WHAT THE EXERCISE ASKS
Restate all the data word for word and omit the pictures.

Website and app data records
• • • • • • •

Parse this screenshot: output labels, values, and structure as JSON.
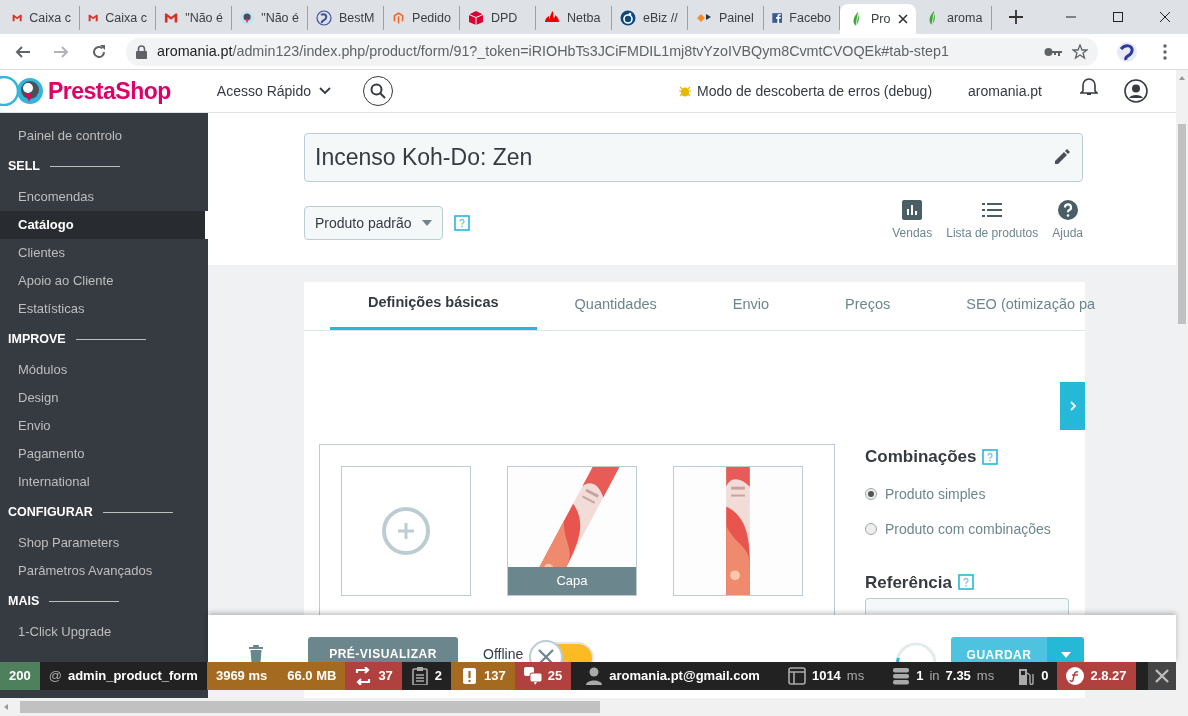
{
  "browser_tabs": [
    {
      "title": "Caixa c",
      "selected": false
    },
    {
      "title": "Caixa c",
      "selected": false
    },
    {
      "title": "\"Não é",
      "selected": false
    },
    {
      "title": "\"Não é",
      "selected": false
    },
    {
      "title": "BestM",
      "selected": false
    },
    {
      "title": "Pedido",
      "selected": false
    },
    {
      "title": "DPD",
      "selected": false
    },
    {
      "title": "Netba",
      "selected": false
    },
    {
      "title": "eBiz //",
      "selected": false
    },
    {
      "title": "Painel",
      "selected": false
    },
    {
      "title": "Facebo",
      "selected": false
    },
    {
      "title": "Pro",
      "selected": true
    },
    {
      "title": "aroma",
      "selected": false
    }
  ],
  "address_bar": {
    "host": "aromania.pt",
    "path": "/admin123/index.php/product/form/91?_token=iRIOHbTs3JCiFMDIL1mj8tvYzoIVBQym8CvmtCVOQEk#tab-step1"
  },
  "header": {
    "logo": "PrestaShop",
    "quick_access": "Acesso Rápido",
    "debug_notice": "Modo de descoberta de erros (debug)",
    "shop_name": "aromania.pt"
  },
  "sidebar": {
    "items": [
      {
        "kind": "link",
        "label": "Painel de controlo",
        "selected": false
      },
      {
        "kind": "section",
        "label": "SELL"
      },
      {
        "kind": "link",
        "label": "Encomendas",
        "selected": false
      },
      {
        "kind": "link",
        "label": "Catálogo",
        "selected": true
      },
      {
        "kind": "link",
        "label": "Clientes",
        "selected": false
      },
      {
        "kind": "link",
        "label": "Apoio ao Cliente",
        "selected": false
      },
      {
        "kind": "link",
        "label": "Estatísticas",
        "selected": false
      },
      {
        "kind": "section",
        "label": "IMPROVE"
      },
      {
        "kind": "link",
        "label": "Módulos",
        "selected": false
      },
      {
        "kind": "link",
        "label": "Design",
        "selected": false
      },
      {
        "kind": "link",
        "label": "Envio",
        "selected": false
      },
      {
        "kind": "link",
        "label": "Pagamento",
        "selected": false
      },
      {
        "kind": "link",
        "label": "International",
        "selected": false
      },
      {
        "kind": "section",
        "label": "CONFIGURAR"
      },
      {
        "kind": "link",
        "label": "Shop Parameters",
        "selected": false
      },
      {
        "kind": "link",
        "label": "Parâmetros Avançados",
        "selected": false
      },
      {
        "kind": "section",
        "label": "MAIS"
      },
      {
        "kind": "link",
        "label": "1-Click Upgrade",
        "selected": false
      }
    ]
  },
  "product": {
    "name": "Incenso Koh-Do: Zen",
    "type": "Produto padrão",
    "toolbar": [
      {
        "label": "Vendas"
      },
      {
        "label": "Lista de produtos"
      },
      {
        "label": "Ajuda"
      }
    ],
    "tabs": [
      {
        "label": "Definições básicas",
        "selected": true
      },
      {
        "label": "Quantidades",
        "selected": false
      },
      {
        "label": "Envio",
        "selected": false
      },
      {
        "label": "Preços",
        "selected": false
      },
      {
        "label": "SEO (otimização pa",
        "selected": false
      }
    ],
    "images": [
      {
        "kind": "add"
      },
      {
        "kind": "picture",
        "caption": "Capa"
      },
      {
        "kind": "picture"
      }
    ],
    "combinations": {
      "title": "Combinações",
      "options": [
        {
          "label": "Produto simples",
          "selected": true
        },
        {
          "label": "Produto com combinações",
          "selected": false
        }
      ]
    },
    "reference": {
      "label": "Referência"
    }
  },
  "action_bar": {
    "preview": "PRÉ-VISUALIZAR",
    "online_label": "Offline",
    "online": false,
    "save": "GUARDAR"
  },
  "debug_toolbar": {
    "segments": [
      {
        "color": "#4f805d",
        "texts": [
          {
            "text": "200",
            "muted": false
          }
        ]
      },
      {
        "color": "#222222",
        "texts": [
          {
            "text": "@",
            "muted": true
          },
          {
            "text": "admin_product_form",
            "muted": false
          }
        ]
      },
      {
        "color": "#a46a1f",
        "texts": [
          {
            "text": "3969 ms",
            "muted": false
          },
          {
            "text": "66.0 MB",
            "muted": false
          }
        ]
      },
      {
        "color": "#b0413e",
        "texts": [
          {
            "text": "37",
            "muted": false
          }
        ]
      },
      {
        "color": "#222222",
        "texts": [
          {
            "text": "2",
            "muted": false
          }
        ]
      },
      {
        "color": "#a46a1f",
        "texts": [
          {
            "text": "137",
            "muted": false
          }
        ]
      },
      {
        "color": "#b0413e",
        "texts": [
          {
            "text": "25",
            "muted": false
          }
        ]
      },
      {
        "color": "#222222",
        "texts": [
          {
            "text": "aromania.pt@gmail.com",
            "muted": false
          }
        ]
      },
      {
        "color": "#222222",
        "texts": [
          {
            "text": "1014",
            "muted": false
          },
          {
            "text": "ms",
            "muted": true
          }
        ]
      },
      {
        "color": "#222222",
        "texts": [
          {
            "text": "1",
            "muted": false
          },
          {
            "text": "in",
            "muted": true
          },
          {
            "text": "7.35",
            "muted": false
          },
          {
            "text": "ms",
            "muted": true
          }
        ]
      },
      {
        "color": "#222222",
        "texts": [
          {
            "text": "0",
            "muted": false
          }
        ]
      },
      {
        "color": "#b0413e",
        "texts": [
          {
            "text": "2.8.27",
            "muted": false
          }
        ]
      }
    ]
  }
}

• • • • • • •

EXERCISE ANSWER
Parse this screenshot: output labels, values, and structure as JSON.
{
  "browser_tabs": [
    {
      "title": "Caixa c",
      "selected": false
    },
    {
      "title": "Caixa c",
      "selected": false
    },
    {
      "title": "\"Não é",
      "selected": false
    },
    {
      "title": "\"Não é",
      "selected": false
    },
    {
      "title": "BestM",
      "selected": false
    },
    {
      "title": "Pedido",
      "selected": false
    },
    {
      "title": "DPD",
      "selected": false
    },
    {
      "title": "Netba",
      "selected": false
    },
    {
      "title": "eBiz //",
      "selected": false
    },
    {
      "title": "Painel",
      "selected": false
    },
    {
      "title": "Facebo",
      "selected": false
    },
    {
      "title": "Pro",
      "selected": true
    },
    {
      "title": "aroma",
      "selected": false
    }
  ],
  "address_bar": {
    "host": "aromania.pt",
    "path": "/admin123/index.php/product/form/91?_token=iRIOHbTs3JCiFMDIL1mj8tvYzoIVBQym8CvmtCVOQEk#tab-step1"
  },
  "header": {
    "logo": "PrestaShop",
    "quick_access": "Acesso Rápido",
    "debug_notice": "Modo de descoberta de erros (debug)",
    "shop_name": "aromania.pt"
  },
  "sidebar": {
    "items": [
      {
        "kind": "link",
        "label": "Painel de controlo",
        "selected": false
      },
      {
        "kind": "section",
        "label": "SELL"
      },
      {
        "kind": "link",
        "label": "Encomendas",
        "selected": false
      },
      {
        "kind": "link",
        "label": "Catálogo",
        "selected": true
      },
      {
        "kind": "link",
        "label": "Clientes",
        "selected": false
      },
      {
        "kind": "link",
        "label": "Apoio ao Cliente",
        "selected": false
      },
      {
        "kind": "link",
        "label": "Estatísticas",
        "selected": false
      },
      {
        "kind": "section",
        "label": "IMPROVE"
      },
      {
        "kind": "link",
        "label": "Módulos",
        "selected": false
      },
      {
        "kind": "link",
        "label": "Design",
        "selected": false
      },
      {
        "kind": "link",
        "label": "Envio",
        "selected": false
      },
      {
        "kind": "link",
        "label": "Pagamento",
        "selected": false
      },
      {
        "kind": "link",
        "label": "International",
        "selected": false
      },
      {
        "kind": "section",
        "label": "CONFIGURAR"
      },
      {
        "kind": "link",
        "label": "Shop Parameters",
        "selected": false
      },
      {
        "kind": "link",
        "label": "Parâmetros Avançados",
        "selected": false
      },
      {
        "kind": "section",
        "label": "MAIS"
      },
      {
        "kind": "link",
        "label": "1-Click Upgrade",
        "selected": false
      }
    ]
  },
  "product": {
    "name": "Incenso Koh-Do: Zen",
    "type": "Produto padrão",
    "toolbar": [
      {
        "label": "Vendas"
      },
      {
        "label": "Lista de produtos"
      },
      {
        "label": "Ajuda"
      }
    ],
    "tabs": [
      {
        "label": "Definições básicas",
        "selected": true
      },
      {
        "label": "Quantidades",
        "selected": false
      },
      {
        "label": "Envio",
        "selected": false
      },
      {
        "label": "Preços",
        "selected": false
      },
      {
        "label": "SEO (otimização pa",
        "selected": false
      }
    ],
    "images": [
      {
        "kind": "add"
      },
      {
        "kind": "picture",
        "caption": "Capa"
      },
      {
        "kind": "picture"
      }
    ],
    "combinations": {
      "title": "Combinações",
      "options": [
        {
          "label": "Produto simples",
          "selected": true
        },
        {
          "label": "Produto com combinações",
          "selected": false
        }
      ]
    },
    "reference": {
      "label": "Referência"
    }
  },
  "action_bar": {
    "preview": "PRÉ-VISUALIZAR",
    "online_label": "Offline",
    "online": false,
    "save": "GUARDAR"
  },
  "debug_toolbar": {
    "segments": [
      {
        "color": "#4f805d",
        "texts": [
          {
            "text": "200",
            "muted": false
          }
        ]
      },
      {
        "color": "#222222",
        "texts": [
          {
            "text": "@",
            "muted": true
          },
          {
            "text": "admin_product_form",
            "muted": false
          }
        ]
      },
      {
        "color": "#a46a1f",
        "texts": [
          {
            "text": "3969 ms",
            "muted": false
          },
          {
            "text": "66.0 MB",
            "muted": false
          }
        ]
      },
      {
        "color": "#b0413e",
        "texts": [
          {
            "text": "37",
            "muted": false
          }
        ]
      },
      {
        "color": "#222222",
        "texts": [
          {
            "text": "2",
            "muted": false
          }
        ]
      },
      {
        "color": "#a46a1f",
        "texts": [
          {
            "text": "137",
            "muted": false
          }
        ]
      },
      {
        "color": "#b0413e",
        "texts": [
          {
            "text": "25",
            "muted": false
          }
        ]
      },
      {
        "color": "#222222",
        "texts": [
          {
            "text": "aromania.pt@gmail.com",
            "muted": false
          }
        ]
      },
      {
        "color": "#222222",
        "texts": [
          {
            "text": "1014",
            "muted": false
          },
          {
            "text": "ms",
            "muted": true
          }
        ]
      },
      {
        "color": "#222222",
        "texts": [
          {
            "text": "1",
            "muted": false
          },
          {
            "text": "in",
            "muted": true
          },
          {
            "text": "7.35",
            "muted": false
          },
          {
            "text": "ms",
            "muted": true
          }
        ]
      },
      {
        "color": "#222222",
        "texts": [
          {
            "text": "0",
            "muted": false
          }
        ]
      },
      {
        "color": "#b0413e",
        "texts": [
          {
            "text": "2.8.27",
            "muted": false
          }
        ]
      }
    ]
  }
}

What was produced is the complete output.